** Provided records follows **

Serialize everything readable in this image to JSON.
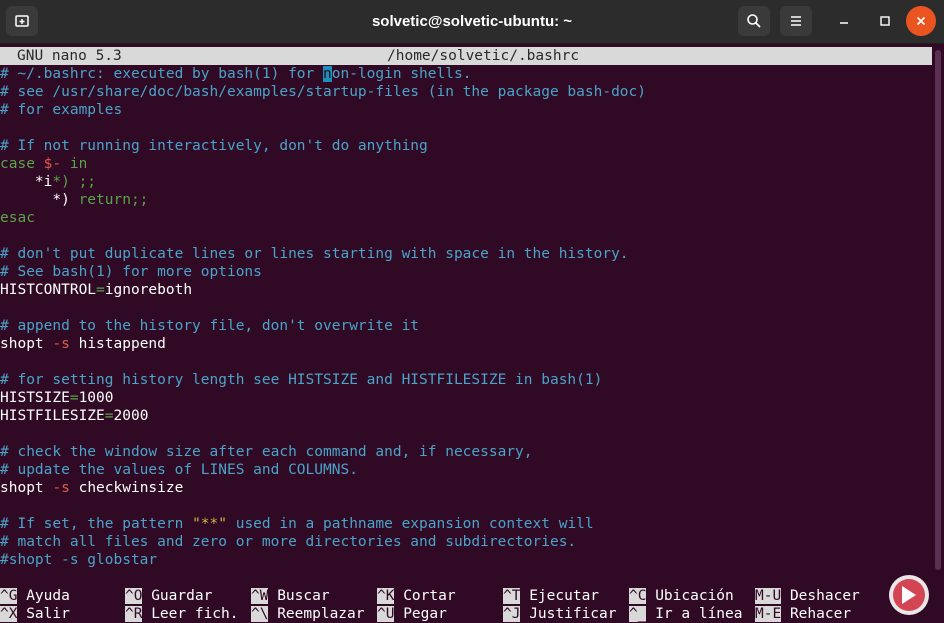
{
  "window": {
    "title": "solvetic@solvetic-ubuntu: ~",
    "new_tab_icon": "new-tab-icon",
    "search_icon": "search-icon",
    "menu_icon": "hamburger-menu-icon"
  },
  "nano": {
    "version": "GNU nano 5.3",
    "file_path": "/home/solvetic/.bashrc"
  },
  "file": {
    "l1a": "# ~/.bashrc: executed by bash(1) for ",
    "l1cursor": "n",
    "l1b": "on-login shells.",
    "l2": "# see /usr/share/doc/bash/examples/startup-files (in the package bash-doc)",
    "l3": "# for examples",
    "l5": "# If not running interactively, don't do anything",
    "l6a": "case ",
    "l6b": "$-",
    "l6c": " in",
    "l7a": "    *",
    "l7b": "i",
    "l7c": "*) ;;",
    "l8a": "      *) ",
    "l8b": "return;;",
    "l9": "esac",
    "l11": "# don't put duplicate lines or lines starting with space in the history.",
    "l12": "# See bash(1) for more options",
    "l13a": "HISTCONTROL",
    "l13b": "=",
    "l13c": "ignoreboth",
    "l15": "# append to the history file, don't overwrite it",
    "l16a": "shopt ",
    "l16b": "-s",
    "l16c": " histappend",
    "l18": "# for setting history length see HISTSIZE and HISTFILESIZE in bash(1)",
    "l19a": "HISTSIZE",
    "l19b": "=",
    "l19c": "1000",
    "l20a": "HISTFILESIZE",
    "l20b": "=",
    "l20c": "2000",
    "l22": "# check the window size after each command and, if necessary,",
    "l23": "# update the values of LINES and COLUMNS.",
    "l24a": "shopt ",
    "l24b": "-s",
    "l24c": " checkwinsize",
    "l26a": "# If set, the pattern ",
    "l26b": "\"**\"",
    "l26c": " used in a pathname expansion context will",
    "l27": "# match all files and zero or more directories and subdirectories.",
    "l28": "#shopt -s globstar"
  },
  "shortcuts": {
    "row1": [
      {
        "key": "^G",
        "label": "Ayuda"
      },
      {
        "key": "^O",
        "label": "Guardar"
      },
      {
        "key": "^W",
        "label": "Buscar"
      },
      {
        "key": "^K",
        "label": "Cortar"
      },
      {
        "key": "^T",
        "label": "Ejecutar"
      },
      {
        "key": "^C",
        "label": "Ubicación"
      },
      {
        "key": "M-U",
        "label": "Deshacer"
      }
    ],
    "row2": [
      {
        "key": "^X",
        "label": "Salir"
      },
      {
        "key": "^R",
        "label": "Leer fich."
      },
      {
        "key": "^\\",
        "label": "Reemplazar"
      },
      {
        "key": "^U",
        "label": "Pegar"
      },
      {
        "key": "^J",
        "label": "Justificar"
      },
      {
        "key": "^_",
        "label": "Ir a línea"
      },
      {
        "key": "M-E",
        "label": "Rehacer"
      }
    ]
  },
  "watermark": "solvetic-logo"
}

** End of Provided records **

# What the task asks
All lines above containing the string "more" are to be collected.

# Response for this exercise
    "l12": "# See bash(1) for more options",
    "l27": "# match all files and zero or more directories and subdirectories.",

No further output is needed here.